What is required
Please return every line below that contains the string "largo".

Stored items
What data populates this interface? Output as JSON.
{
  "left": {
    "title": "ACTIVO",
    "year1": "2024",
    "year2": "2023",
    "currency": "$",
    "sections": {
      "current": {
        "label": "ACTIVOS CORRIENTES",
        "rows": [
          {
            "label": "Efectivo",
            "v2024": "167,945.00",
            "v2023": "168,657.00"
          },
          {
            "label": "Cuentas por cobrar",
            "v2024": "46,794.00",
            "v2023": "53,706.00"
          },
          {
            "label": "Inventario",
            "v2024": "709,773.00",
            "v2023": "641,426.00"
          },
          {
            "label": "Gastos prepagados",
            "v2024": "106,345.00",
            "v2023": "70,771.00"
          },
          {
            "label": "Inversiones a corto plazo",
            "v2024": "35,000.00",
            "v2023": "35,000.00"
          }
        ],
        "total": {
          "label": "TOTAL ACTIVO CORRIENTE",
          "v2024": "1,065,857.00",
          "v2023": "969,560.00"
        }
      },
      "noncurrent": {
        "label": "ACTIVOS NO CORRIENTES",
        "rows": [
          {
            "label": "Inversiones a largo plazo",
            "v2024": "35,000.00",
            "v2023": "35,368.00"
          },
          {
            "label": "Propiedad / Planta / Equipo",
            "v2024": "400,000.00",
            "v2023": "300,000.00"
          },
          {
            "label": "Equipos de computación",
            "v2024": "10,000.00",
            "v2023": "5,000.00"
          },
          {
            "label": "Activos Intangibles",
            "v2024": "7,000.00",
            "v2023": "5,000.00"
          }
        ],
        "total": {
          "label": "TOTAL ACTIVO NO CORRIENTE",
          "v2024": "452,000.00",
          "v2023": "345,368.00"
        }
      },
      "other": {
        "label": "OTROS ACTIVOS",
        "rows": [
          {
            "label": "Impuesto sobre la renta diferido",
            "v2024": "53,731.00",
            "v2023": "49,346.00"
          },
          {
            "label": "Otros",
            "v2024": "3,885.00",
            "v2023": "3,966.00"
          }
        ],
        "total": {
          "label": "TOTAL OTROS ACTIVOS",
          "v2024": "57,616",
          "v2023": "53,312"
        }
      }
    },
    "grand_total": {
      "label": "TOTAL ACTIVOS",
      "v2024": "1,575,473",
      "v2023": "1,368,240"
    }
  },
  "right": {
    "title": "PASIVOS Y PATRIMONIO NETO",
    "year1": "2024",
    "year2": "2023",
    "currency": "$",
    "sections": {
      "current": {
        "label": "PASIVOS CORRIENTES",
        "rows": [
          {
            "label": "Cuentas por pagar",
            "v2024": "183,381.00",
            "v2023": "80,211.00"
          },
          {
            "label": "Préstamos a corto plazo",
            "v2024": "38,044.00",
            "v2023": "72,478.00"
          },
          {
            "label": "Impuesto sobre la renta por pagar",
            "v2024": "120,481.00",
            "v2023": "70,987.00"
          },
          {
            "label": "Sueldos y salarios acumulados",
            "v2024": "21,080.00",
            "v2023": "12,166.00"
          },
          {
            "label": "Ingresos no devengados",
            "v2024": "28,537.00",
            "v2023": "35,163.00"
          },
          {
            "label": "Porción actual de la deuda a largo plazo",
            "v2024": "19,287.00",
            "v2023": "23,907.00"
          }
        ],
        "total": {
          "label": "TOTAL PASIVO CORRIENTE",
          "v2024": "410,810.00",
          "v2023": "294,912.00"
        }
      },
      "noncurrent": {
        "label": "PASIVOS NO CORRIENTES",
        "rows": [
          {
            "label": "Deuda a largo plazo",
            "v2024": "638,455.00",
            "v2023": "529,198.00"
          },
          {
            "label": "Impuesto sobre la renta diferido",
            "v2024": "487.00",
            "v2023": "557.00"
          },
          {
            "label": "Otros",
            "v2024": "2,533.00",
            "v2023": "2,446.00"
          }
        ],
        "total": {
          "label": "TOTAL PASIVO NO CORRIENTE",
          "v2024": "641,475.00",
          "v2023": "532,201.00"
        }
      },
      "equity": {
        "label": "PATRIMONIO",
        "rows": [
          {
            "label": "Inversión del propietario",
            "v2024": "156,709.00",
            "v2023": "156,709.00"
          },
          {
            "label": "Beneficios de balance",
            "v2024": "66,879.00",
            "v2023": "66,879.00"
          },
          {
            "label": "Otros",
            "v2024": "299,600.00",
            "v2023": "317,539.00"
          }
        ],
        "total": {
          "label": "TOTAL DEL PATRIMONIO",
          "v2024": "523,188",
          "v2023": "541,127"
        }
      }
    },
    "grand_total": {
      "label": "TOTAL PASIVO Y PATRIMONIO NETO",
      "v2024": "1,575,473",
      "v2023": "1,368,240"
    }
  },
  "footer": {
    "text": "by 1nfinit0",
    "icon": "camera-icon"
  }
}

Your response
            "label": "Inversiones a largo plazo",
            "label": "Porción actual de la deuda a largo plazo",
            "label": "Deuda a largo plazo",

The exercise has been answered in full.